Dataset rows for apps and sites
########################################

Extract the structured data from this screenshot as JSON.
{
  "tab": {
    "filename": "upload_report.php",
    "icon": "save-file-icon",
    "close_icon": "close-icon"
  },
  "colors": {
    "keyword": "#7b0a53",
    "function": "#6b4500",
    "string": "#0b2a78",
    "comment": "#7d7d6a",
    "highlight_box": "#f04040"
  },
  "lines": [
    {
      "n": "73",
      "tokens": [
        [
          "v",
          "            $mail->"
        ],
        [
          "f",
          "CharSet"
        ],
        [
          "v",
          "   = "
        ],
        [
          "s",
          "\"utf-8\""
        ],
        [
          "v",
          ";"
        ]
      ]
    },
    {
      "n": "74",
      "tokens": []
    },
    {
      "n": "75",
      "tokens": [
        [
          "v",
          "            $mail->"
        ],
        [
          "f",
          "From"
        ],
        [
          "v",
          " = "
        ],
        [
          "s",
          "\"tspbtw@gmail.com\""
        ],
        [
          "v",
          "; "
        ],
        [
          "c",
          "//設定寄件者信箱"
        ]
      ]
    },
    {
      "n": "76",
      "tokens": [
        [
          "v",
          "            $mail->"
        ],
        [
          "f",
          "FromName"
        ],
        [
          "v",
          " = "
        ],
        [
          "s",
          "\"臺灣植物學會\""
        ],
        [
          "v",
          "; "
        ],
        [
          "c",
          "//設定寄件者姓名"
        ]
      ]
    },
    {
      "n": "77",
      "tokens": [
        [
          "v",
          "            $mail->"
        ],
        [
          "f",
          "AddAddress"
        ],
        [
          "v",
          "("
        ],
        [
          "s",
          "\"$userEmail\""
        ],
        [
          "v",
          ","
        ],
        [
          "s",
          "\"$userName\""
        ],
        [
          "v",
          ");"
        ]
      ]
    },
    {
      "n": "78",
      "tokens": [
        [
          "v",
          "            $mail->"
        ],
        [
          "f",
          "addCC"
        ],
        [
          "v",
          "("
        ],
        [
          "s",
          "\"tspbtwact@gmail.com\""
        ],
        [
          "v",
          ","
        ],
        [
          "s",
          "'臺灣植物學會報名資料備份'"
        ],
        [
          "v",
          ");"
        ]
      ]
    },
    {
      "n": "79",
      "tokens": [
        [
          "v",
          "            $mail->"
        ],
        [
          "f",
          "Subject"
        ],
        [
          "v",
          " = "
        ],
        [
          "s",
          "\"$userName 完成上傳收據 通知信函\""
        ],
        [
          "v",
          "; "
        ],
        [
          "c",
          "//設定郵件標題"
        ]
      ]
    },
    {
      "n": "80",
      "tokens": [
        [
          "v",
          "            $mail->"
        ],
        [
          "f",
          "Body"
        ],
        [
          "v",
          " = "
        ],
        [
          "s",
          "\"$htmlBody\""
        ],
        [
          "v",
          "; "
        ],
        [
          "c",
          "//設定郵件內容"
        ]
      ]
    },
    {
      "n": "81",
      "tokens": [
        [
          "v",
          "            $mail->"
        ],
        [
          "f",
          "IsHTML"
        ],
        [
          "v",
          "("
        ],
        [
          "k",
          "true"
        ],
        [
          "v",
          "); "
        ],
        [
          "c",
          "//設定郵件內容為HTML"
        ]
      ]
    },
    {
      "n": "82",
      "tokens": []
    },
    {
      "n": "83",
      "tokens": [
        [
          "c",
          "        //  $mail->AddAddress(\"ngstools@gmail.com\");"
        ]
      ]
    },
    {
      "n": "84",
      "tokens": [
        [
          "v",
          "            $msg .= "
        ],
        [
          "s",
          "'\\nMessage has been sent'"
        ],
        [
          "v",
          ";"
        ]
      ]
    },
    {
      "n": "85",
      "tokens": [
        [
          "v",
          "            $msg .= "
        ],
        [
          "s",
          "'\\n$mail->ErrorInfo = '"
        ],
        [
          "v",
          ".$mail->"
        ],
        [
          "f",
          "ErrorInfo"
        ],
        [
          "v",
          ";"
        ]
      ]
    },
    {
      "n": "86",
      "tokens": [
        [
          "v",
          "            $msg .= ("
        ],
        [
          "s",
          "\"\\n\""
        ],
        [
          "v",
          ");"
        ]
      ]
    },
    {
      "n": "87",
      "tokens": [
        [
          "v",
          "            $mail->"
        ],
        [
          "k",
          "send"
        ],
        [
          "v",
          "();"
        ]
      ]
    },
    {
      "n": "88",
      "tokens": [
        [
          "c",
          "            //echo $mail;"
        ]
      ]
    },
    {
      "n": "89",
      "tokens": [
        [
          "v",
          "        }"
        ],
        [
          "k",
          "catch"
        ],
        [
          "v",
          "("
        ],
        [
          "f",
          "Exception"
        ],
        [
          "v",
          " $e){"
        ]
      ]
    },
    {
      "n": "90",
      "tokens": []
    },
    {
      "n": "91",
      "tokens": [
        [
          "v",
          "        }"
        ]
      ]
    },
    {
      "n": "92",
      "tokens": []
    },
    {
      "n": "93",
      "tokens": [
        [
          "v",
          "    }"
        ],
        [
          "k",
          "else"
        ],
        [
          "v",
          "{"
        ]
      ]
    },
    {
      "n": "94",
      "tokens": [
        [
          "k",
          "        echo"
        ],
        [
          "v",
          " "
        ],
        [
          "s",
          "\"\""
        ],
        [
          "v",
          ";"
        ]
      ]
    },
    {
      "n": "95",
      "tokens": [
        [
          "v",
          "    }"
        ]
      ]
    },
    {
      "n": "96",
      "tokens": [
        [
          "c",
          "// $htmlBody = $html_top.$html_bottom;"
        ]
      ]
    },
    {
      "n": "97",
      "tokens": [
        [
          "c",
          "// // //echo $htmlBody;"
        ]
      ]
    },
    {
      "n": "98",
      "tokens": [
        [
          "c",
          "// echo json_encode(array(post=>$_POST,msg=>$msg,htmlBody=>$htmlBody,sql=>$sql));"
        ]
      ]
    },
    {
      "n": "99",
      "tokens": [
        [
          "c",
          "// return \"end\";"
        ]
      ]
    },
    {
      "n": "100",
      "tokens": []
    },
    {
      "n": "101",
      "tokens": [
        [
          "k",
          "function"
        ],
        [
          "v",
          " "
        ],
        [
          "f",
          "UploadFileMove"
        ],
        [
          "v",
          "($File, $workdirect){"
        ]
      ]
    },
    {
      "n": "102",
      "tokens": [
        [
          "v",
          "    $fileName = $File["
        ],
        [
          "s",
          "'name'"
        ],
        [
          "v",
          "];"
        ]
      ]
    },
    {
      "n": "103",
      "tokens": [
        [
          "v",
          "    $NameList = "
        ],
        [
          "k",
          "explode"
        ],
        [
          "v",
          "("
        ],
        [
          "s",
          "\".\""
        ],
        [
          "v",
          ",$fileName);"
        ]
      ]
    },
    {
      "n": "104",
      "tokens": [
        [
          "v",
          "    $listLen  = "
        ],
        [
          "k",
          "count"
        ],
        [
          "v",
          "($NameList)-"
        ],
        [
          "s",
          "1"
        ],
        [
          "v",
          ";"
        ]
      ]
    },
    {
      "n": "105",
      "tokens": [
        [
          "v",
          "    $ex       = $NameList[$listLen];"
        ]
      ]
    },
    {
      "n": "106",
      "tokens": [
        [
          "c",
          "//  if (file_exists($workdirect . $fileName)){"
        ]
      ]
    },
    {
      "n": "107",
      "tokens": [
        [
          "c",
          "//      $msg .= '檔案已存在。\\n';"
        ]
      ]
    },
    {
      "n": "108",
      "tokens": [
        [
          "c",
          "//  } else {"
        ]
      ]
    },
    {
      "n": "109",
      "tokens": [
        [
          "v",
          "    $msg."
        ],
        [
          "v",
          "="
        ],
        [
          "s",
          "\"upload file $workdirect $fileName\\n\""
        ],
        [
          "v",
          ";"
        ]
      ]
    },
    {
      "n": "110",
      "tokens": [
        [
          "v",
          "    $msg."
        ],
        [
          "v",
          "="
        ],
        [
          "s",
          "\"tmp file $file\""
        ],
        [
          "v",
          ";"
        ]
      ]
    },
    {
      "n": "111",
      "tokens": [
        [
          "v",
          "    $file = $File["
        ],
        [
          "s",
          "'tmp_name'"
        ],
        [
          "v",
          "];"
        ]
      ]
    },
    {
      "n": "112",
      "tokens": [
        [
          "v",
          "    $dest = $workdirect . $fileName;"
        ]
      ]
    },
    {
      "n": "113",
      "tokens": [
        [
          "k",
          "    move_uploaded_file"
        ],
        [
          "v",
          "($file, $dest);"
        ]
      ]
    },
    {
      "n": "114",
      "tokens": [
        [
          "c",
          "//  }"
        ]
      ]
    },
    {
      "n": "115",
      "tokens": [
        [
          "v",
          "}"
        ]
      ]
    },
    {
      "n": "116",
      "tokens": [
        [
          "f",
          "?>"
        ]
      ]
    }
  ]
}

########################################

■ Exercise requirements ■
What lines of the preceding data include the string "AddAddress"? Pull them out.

■ The completed task ■
          "AddAddress"
          "        //  $mail->AddAddress(\"ngstools@gmail.com\");"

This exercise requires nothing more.